Councillor Swanson re-entered the debate pointing out how $65,000 USD of the $100,000 contingency fund to backstop potential concert losses due to fluctuations in the Canadian dollar versus the US dollar “was a belief in the future” and being prepared.
Questioned by Councillor Chris Warren about the necessity of approving the report’s five recommendations Puffalt warned about a future catastrophe by not following his recommendations.
“If City Council have to take control a third time what type of catastrophe would have had to have happened?” Puffalt asked, warning “if we recreate that again that’s the issue you risk happening.”
In his report Puffalt made five recommendations:
wind down the Moose Jaw Downtown and Soccer/Fieldhouse Facilities Inc over the next year. Transfer control of the facilities to the City of Moose Jaw.
transfer the Yara Centre and staff to the Parks and Recreation Department
Mosaic Place remain as a standalone facility. Issue a Request For Proposal for management and operational services for a five year term.
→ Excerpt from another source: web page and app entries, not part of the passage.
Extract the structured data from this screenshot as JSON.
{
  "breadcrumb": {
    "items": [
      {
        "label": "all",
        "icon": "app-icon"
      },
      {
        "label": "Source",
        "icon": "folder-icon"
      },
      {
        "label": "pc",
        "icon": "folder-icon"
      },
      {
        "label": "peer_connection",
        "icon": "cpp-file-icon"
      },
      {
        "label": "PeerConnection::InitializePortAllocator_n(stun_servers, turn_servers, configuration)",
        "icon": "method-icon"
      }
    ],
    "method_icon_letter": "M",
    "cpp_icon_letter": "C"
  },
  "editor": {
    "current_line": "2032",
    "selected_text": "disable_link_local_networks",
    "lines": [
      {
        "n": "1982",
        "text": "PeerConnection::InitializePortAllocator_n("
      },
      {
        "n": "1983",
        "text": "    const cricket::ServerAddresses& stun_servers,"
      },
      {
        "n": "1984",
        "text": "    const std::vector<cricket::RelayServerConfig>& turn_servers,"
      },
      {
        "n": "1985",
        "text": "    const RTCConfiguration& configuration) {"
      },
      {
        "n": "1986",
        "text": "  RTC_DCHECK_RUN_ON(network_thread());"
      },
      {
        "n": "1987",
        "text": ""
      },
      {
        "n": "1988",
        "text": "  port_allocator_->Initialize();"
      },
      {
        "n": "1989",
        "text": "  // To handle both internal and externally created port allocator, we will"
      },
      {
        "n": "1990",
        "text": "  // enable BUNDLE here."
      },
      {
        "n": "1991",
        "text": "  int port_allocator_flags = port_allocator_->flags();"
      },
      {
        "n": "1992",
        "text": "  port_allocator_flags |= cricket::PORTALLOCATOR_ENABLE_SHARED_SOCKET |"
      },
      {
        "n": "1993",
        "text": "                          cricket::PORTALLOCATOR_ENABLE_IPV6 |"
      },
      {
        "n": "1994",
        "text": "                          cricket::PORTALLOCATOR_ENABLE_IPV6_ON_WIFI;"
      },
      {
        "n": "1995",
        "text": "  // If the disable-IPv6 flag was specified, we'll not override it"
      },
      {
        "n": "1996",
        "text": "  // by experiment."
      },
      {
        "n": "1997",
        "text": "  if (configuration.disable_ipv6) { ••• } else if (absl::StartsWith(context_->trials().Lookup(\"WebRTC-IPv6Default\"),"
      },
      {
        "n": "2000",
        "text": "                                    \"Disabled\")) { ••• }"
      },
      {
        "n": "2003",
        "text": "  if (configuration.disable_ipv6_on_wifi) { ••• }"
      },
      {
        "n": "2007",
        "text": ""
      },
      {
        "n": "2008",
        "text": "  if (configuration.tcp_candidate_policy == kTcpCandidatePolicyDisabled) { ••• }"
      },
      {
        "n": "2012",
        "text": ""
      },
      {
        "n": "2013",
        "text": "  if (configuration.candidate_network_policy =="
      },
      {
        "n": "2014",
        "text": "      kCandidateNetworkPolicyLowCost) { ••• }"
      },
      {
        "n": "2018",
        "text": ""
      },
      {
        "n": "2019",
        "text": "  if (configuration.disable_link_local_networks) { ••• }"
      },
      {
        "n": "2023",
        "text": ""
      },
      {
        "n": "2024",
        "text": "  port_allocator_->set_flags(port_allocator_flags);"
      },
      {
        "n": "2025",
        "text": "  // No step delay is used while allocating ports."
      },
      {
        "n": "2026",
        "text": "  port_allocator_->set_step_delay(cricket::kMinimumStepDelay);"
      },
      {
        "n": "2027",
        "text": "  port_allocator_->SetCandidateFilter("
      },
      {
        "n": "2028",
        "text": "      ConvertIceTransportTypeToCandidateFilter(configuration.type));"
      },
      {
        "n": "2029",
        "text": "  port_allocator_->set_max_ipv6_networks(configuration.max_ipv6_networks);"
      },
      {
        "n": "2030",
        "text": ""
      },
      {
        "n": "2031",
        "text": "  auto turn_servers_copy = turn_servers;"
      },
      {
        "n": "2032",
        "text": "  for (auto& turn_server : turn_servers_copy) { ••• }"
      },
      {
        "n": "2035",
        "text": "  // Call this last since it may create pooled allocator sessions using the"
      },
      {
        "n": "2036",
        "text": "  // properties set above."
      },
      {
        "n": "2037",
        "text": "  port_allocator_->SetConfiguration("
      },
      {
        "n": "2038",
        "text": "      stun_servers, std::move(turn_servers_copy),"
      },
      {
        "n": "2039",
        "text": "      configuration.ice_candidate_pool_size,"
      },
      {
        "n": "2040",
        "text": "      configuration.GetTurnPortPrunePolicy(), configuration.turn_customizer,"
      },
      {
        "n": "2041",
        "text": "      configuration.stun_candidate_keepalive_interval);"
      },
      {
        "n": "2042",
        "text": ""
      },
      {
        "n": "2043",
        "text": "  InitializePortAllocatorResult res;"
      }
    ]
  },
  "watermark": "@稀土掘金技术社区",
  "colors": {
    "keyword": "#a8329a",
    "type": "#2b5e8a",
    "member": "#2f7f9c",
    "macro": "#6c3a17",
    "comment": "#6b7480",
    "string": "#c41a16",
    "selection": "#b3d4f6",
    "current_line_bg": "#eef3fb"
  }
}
Negotiate the transfer of staff to the management company.
in the interim pursue concerts, events and tournaments
provide written quarterly reports to Council
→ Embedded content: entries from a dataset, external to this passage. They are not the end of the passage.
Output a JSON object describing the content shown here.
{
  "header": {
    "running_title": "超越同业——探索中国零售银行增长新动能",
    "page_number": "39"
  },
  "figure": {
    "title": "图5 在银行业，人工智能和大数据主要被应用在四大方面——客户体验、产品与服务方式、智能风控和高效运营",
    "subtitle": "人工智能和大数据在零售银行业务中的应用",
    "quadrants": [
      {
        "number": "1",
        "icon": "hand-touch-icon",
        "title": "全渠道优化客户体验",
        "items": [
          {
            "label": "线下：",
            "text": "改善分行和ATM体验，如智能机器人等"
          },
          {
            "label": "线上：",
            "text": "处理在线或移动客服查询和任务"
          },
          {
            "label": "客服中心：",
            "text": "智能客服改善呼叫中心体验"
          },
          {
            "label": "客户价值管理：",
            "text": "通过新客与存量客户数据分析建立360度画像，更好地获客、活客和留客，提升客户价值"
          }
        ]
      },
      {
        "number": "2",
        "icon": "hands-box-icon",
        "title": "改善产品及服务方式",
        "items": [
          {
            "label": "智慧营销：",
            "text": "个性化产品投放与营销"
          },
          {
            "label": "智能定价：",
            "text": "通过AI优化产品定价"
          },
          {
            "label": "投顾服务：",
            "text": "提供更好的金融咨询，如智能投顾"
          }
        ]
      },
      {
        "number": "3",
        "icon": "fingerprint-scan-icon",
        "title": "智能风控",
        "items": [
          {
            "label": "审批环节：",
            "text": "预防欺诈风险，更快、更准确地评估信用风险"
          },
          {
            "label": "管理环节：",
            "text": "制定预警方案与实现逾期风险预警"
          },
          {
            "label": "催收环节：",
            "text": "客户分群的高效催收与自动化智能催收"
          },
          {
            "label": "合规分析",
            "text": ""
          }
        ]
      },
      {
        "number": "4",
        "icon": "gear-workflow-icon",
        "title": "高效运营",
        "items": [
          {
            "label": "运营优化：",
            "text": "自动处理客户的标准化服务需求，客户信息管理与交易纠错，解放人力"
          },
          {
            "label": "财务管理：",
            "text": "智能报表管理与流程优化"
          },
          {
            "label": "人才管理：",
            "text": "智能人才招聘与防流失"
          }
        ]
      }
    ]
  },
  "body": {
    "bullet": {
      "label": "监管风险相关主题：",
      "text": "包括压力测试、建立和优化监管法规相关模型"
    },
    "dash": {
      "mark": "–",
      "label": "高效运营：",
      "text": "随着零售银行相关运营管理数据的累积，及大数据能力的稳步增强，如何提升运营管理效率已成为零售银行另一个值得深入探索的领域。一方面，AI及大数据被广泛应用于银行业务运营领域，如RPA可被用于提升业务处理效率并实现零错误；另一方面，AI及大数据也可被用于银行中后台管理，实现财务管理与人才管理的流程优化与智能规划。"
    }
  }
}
Puffalt spoke about the need for the City to become involved in trying to find concerts and events as the transition period to issuing an RFP and selecting a third party management firm, if approved, would be five months away. He spoke about the necessity of letting the concert community know the City was in the market.
In order to pursue concerts, events and tournaments the report made three additional recommendations:
authorize the City Manager purchasing authority of up to $150,000 for either coproduction or promotion without seeking Council approval. Any concert, event or tournament cost more than that would require Council approval at an in-camera Executive Committee meeting.
create a $100,000 USD reserve fund to cover potential losses. The reserve fund would be maintained at the $100,000 USD balance from profits and minimize any impacts during any year.
Understand not every concert will be successful but performance will be based upon overall annual performance
In the end the first motion to effectively start the process of moving the Yara Centre and staff to Parks and Recreation Department control was passed with a 4-3 vote with Councillors Eby, McMann and Swanson opposed. Councillors McMann and Swanson would vote against the remaining four motions which all passed.
The DFFH Operating Board has been dissolved on two separate occasions both mired in controversy.
The Board was dissolved in August 2016 when the Myers, Norris and Penney (MNP) Report found numerous problems in its operation. Some of the problems mentioned in that report was the former CEO Scott Clark controlled information to the Board, that Clark failed to appreciate his role and accountability with City Council and there was a failure in Human Resources, Policy Development and to revise budget development and operate within the approved budgets.
The MNP Report also found operating deficits or losses of $3.5 million in the three year period of 2013, 2014 and 2015.
The MNP Report was ordered by Council after former Councillor and Board Member Candice Kirkpatrick said she could not support the upcoming DFFH budget. The report had a public and a confidential portion with the confidential sections never publicly released.
A new Operating Board was dissolved once again in August 2018 to allow an investigation into to serious personnel issue.
After an independent investigation and in-camera meeting Councillors Crystal Froese, Scott McMann and Brian Swanson were sanctioned to varying degrees according to their culpability discovered during that investigation. The City has never officially released what the investigation was about.